> [ASSIGNMENT] Every line of the data should be retyped with no difference from the original.

[Data items]
((
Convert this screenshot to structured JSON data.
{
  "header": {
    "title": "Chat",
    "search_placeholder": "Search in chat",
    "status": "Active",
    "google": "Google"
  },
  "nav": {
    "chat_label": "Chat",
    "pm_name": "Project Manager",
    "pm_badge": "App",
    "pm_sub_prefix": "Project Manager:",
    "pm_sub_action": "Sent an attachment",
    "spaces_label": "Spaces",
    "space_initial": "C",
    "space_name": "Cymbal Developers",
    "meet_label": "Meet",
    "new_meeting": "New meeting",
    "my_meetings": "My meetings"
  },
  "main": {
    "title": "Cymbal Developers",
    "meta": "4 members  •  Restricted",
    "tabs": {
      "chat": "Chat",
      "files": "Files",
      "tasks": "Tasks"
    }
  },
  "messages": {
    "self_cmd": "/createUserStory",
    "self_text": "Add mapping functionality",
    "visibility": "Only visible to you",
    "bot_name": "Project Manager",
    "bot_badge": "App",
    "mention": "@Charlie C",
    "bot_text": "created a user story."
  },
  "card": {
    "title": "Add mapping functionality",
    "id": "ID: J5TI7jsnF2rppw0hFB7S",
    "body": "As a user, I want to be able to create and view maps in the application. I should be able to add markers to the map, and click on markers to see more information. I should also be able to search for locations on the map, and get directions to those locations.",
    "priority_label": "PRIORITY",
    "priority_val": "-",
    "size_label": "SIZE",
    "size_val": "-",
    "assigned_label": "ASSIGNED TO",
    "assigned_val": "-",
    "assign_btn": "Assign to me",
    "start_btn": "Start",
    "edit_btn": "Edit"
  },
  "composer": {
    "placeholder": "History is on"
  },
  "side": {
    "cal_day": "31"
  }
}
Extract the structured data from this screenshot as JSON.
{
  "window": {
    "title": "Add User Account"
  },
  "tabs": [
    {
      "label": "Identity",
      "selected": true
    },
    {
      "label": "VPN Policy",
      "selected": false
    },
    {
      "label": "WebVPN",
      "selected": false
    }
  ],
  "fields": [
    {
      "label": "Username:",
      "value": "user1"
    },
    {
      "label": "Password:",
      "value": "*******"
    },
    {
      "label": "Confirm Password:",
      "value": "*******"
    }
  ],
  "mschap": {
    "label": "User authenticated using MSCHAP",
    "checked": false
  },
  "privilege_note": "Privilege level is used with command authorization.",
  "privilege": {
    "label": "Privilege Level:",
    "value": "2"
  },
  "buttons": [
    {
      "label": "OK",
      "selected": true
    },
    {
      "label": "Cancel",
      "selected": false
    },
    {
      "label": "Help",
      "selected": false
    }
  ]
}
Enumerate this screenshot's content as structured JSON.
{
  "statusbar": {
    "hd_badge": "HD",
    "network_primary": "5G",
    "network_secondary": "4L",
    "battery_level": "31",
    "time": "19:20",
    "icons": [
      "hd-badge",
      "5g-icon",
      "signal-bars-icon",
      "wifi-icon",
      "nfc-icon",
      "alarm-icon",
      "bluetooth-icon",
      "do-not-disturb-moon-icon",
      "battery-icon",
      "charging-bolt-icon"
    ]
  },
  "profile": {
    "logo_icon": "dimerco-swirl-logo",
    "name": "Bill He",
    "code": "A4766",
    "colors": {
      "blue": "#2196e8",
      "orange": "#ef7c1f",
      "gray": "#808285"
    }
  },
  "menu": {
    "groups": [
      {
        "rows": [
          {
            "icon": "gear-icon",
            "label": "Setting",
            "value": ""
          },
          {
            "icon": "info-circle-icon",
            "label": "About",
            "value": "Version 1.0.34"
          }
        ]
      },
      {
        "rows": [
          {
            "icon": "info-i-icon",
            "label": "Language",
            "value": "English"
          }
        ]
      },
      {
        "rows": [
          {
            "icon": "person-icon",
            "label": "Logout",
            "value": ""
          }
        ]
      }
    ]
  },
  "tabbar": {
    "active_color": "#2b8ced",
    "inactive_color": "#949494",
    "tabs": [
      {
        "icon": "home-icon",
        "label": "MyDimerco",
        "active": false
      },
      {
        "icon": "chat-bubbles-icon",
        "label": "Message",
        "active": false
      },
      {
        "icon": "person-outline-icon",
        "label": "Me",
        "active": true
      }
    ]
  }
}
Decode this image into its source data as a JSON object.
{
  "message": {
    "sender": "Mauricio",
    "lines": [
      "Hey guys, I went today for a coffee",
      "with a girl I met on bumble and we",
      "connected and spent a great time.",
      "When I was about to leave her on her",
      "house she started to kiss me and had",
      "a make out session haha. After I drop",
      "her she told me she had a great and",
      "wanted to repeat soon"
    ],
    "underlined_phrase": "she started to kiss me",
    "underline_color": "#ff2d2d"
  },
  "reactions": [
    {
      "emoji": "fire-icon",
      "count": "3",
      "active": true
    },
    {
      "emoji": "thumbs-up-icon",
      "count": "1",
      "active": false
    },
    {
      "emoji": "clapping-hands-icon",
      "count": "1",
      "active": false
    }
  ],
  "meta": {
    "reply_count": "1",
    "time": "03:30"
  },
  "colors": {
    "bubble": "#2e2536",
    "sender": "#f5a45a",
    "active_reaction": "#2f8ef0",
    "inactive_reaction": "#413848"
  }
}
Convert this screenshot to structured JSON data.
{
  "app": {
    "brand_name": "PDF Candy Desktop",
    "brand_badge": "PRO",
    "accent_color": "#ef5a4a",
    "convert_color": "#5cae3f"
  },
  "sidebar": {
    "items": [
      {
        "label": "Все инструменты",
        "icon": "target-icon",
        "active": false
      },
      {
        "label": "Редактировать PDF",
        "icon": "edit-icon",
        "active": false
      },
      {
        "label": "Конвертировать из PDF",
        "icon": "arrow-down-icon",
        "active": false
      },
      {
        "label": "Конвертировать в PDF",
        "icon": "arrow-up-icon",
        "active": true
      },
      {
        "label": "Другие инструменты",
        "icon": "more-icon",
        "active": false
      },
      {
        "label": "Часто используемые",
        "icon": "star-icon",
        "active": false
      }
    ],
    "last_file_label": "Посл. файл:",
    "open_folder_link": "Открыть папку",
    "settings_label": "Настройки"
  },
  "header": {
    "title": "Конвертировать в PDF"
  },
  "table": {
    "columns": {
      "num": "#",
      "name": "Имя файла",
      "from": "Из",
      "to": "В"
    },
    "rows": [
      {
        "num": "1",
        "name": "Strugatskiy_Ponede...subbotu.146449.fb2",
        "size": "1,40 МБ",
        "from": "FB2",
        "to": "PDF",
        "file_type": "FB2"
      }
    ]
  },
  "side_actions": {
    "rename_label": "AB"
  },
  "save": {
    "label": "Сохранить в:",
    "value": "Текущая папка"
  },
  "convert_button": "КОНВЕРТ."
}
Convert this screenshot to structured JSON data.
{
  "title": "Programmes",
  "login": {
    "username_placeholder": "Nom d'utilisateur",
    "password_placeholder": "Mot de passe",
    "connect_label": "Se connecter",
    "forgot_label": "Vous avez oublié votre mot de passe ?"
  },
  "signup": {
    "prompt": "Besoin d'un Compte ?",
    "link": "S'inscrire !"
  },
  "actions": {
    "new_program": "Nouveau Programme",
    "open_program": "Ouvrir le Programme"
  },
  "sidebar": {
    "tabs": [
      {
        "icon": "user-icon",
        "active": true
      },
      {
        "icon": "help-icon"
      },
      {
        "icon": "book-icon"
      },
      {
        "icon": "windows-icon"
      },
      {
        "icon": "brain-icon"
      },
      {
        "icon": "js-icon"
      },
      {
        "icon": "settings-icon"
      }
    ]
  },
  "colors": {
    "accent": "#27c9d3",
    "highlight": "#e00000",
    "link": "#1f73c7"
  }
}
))
> [ANSWER TO THIS EXERCISE]
Convert this screenshot to structured JSON data.
{
  "header": {
    "title": "Chat",
    "search_placeholder": "Search in chat",
    "status": "Active",
    "google": "Google"
  },
  "nav": {
    "chat_label": "Chat",
    "pm_name": "Project Manager",
    "pm_badge": "App",
    "pm_sub_prefix": "Project Manager:",
    "pm_sub_action": "Sent an attachment",
    "spaces_label": "Spaces",
    "space_initial": "C",
    "space_name": "Cymbal Developers",
    "meet_label": "Meet",
    "new_meeting": "New meeting",
    "my_meetings": "My meetings"
  },
  "main": {
    "title": "Cymbal Developers",
    "meta": "4 members  •  Restricted",
    "tabs": {
      "chat": "Chat",
      "files": "Files",
      "tasks": "Tasks"
    }
  },
  "messages": {
    "self_cmd": "/createUserStory",
    "self_text": "Add mapping functionality",
    "visibility": "Only visible to you",
    "bot_name": "Project Manager",
    "bot_badge": "App",
    "mention": "@Charlie C",
    "bot_text": "created a user story."
  },
  "card": {
    "title": "Add mapping functionality",
    "id": "ID: J5TI7jsnF2rppw0hFB7S",
    "body": "As a user, I want to be able to create and view maps in the application. I should be able to add markers to the map, and click on markers to see more information. I should also be able to search for locations on the map, and get directions to those locations.",
    "priority_label": "PRIORITY",
    "priority_val": "-",
    "size_label": "SIZE",
    "size_val": "-",
    "assigned_label": "ASSIGNED TO",
    "assigned_val": "-",
    "assign_btn": "Assign to me",
    "start_btn": "Start",
    "edit_btn": "Edit"
  },
  "composer": {
    "placeholder": "History is on"
  },
  "side": {
    "cal_day": "31"
  }
}
Extract the structured data from this screenshot as JSON.
{
  "window": {
    "title": "Add User Account"
  },
  "tabs": [
    {
      "label": "Identity",
      "selected": true
    },
    {
      "label": "VPN Policy",
      "selected": false
    },
    {
      "label": "WebVPN",
      "selected": false
    }
  ],
  "fields": [
    {
      "label": "Username:",
      "value": "user1"
    },
    {
      "label": "Password:",
      "value": "*******"
    },
    {
      "label": "Confirm Password:",
      "value": "*******"
    }
  ],
  "mschap": {
    "label": "User authenticated using MSCHAP",
    "checked": false
  },
  "privilege_note": "Privilege level is used with command authorization.",
  "privilege": {
    "label": "Privilege Level:",
    "value": "2"
  },
  "buttons": [
    {
      "label": "OK",
      "selected": true
    },
    {
      "label": "Cancel",
      "selected": false
    },
    {
      "label": "Help",
      "selected": false
    }
  ]
}
Enumerate this screenshot's content as structured JSON.
{
  "statusbar": {
    "hd_badge": "HD",
    "network_primary": "5G",
    "network_secondary": "4L",
    "battery_level": "31",
    "time": "19:20",
    "icons": [
      "hd-badge",
      "5g-icon",
      "signal-bars-icon",
      "wifi-icon",
      "nfc-icon",
      "alarm-icon",
      "bluetooth-icon",
      "do-not-disturb-moon-icon",
      "battery-icon",
      "charging-bolt-icon"
    ]
  },
  "profile": {
    "logo_icon": "dimerco-swirl-logo",
    "name": "Bill He",
    "code": "A4766",
    "colors": {
      "blue": "#2196e8",
      "orange": "#ef7c1f",
      "gray": "#808285"
    }
  },
  "menu": {
    "groups": [
      {
        "rows": [
          {
            "icon": "gear-icon",
            "label": "Setting",
            "value": ""
          },
          {
            "icon": "info-circle-icon",
            "label": "About",
            "value": "Version 1.0.34"
          }
        ]
      },
      {
        "rows": [
          {
            "icon": "info-i-icon",
            "label": "Language",
            "value": "English"
          }
        ]
      },
      {
        "rows": [
          {
            "icon": "person-icon",
            "label": "Logout",
            "value": ""
          }
        ]
      }
    ]
  },
  "tabbar": {
    "active_color": "#2b8ced",
    "inactive_color": "#949494",
    "tabs": [
      {
        "icon": "home-icon",
        "label": "MyDimerco",
        "active": false
      },
      {
        "icon": "chat-bubbles-icon",
        "label": "Message",
        "active": false
      },
      {
        "icon": "person-outline-icon",
        "label": "Me",
        "active": true
      }
    ]
  }
}
Decode this image into its source data as a JSON object.
{
  "message": {
    "sender": "Mauricio",
    "lines": [
      "Hey guys, I went today for a coffee",
      "with a girl I met on bumble and we",
      "connected and spent a great time.",
      "When I was about to leave her on her",
      "house she started to kiss me and had",
      "a make out session haha. After I drop",
      "her she told me she had a great and",
      "wanted to repeat soon"
    ],
    "underlined_phrase": "she started to kiss me",
    "underline_color": "#ff2d2d"
  },
  "reactions": [
    {
      "emoji": "fire-icon",
      "count": "3",
      "active": true
    },
    {
      "emoji": "thumbs-up-icon",
      "count": "1",
      "active": false
    },
    {
      "emoji": "clapping-hands-icon",
      "count": "1",
      "active": false
    }
  ],
  "meta": {
    "reply_count": "1",
    "time": "03:30"
  },
  "colors": {
    "bubble": "#2e2536",
    "sender": "#f5a45a",
    "active_reaction": "#2f8ef0",
    "inactive_reaction": "#413848"
  }
}
Convert this screenshot to structured JSON data.
{
  "app": {
    "brand_name": "PDF Candy Desktop",
    "brand_badge": "PRO",
    "accent_color": "#ef5a4a",
    "convert_color": "#5cae3f"
  },
  "sidebar": {
    "items": [
      {
        "label": "Все инструменты",
        "icon": "target-icon",
        "active": false
      },
      {
        "label": "Редактировать PDF",
        "icon": "edit-icon",
        "active": false
      },
      {
        "label": "Конвертировать из PDF",
        "icon": "arrow-down-icon",
        "active": false
      },
      {
        "label": "Конвертировать в PDF",
        "icon": "arrow-up-icon",
        "active": true
      },
      {
        "label": "Другие инструменты",
        "icon": "more-icon",
        "active": false
      },
      {
        "label": "Часто используемые",
        "icon": "star-icon",
        "active": false
      }
    ],
    "last_file_label": "Посл. файл:",
    "open_folder_link": "Открыть папку",
    "settings_label": "Настройки"
  },
  "header": {
    "title": "Конвертировать в PDF"
  },
  "table": {
    "columns": {
      "num": "#",
      "name": "Имя файла",
      "from": "Из",
      "to": "В"
    },
    "rows": [
      {
        "num": "1",
        "name": "Strugatskiy_Ponede...subbotu.146449.fb2",
        "size": "1,40 МБ",
        "from": "FB2",
        "to": "PDF",
        "file_type": "FB2"
      }
    ]
  },
  "side_actions": {
    "rename_label": "AB"
  },
  "save": {
    "label": "Сохранить в:",
    "value": "Текущая папка"
  },
  "convert_button": "КОНВЕРТ."
}
Convert this screenshot to structured JSON data.
{
  "title": "Programmes",
  "login": {
    "username_placeholder": "Nom d'utilisateur",
    "password_placeholder": "Mot de passe",
    "connect_label": "Se connecter",
    "forgot_label": "Vous avez oublié votre mot de passe ?"
  },
  "signup": {
    "prompt": "Besoin d'un Compte ?",
    "link": "S'inscrire !"
  },
  "actions": {
    "new_program": "Nouveau Programme",
    "open_program": "Ouvrir le Programme"
  },
  "sidebar": {
    "tabs": [
      {
        "icon": "user-icon",
        "active": true
      },
      {
        "icon": "help-icon"
      },
      {
        "icon": "book-icon"
      },
      {
        "icon": "windows-icon"
      },
      {
        "icon": "brain-icon"
      },
      {
        "icon": "js-icon"
      },
      {
        "icon": "settings-icon"
      }
    ]
  },
  "colors": {
    "accent": "#27c9d3",
    "highlight": "#e00000",
    "link": "#1f73c7"
  }
}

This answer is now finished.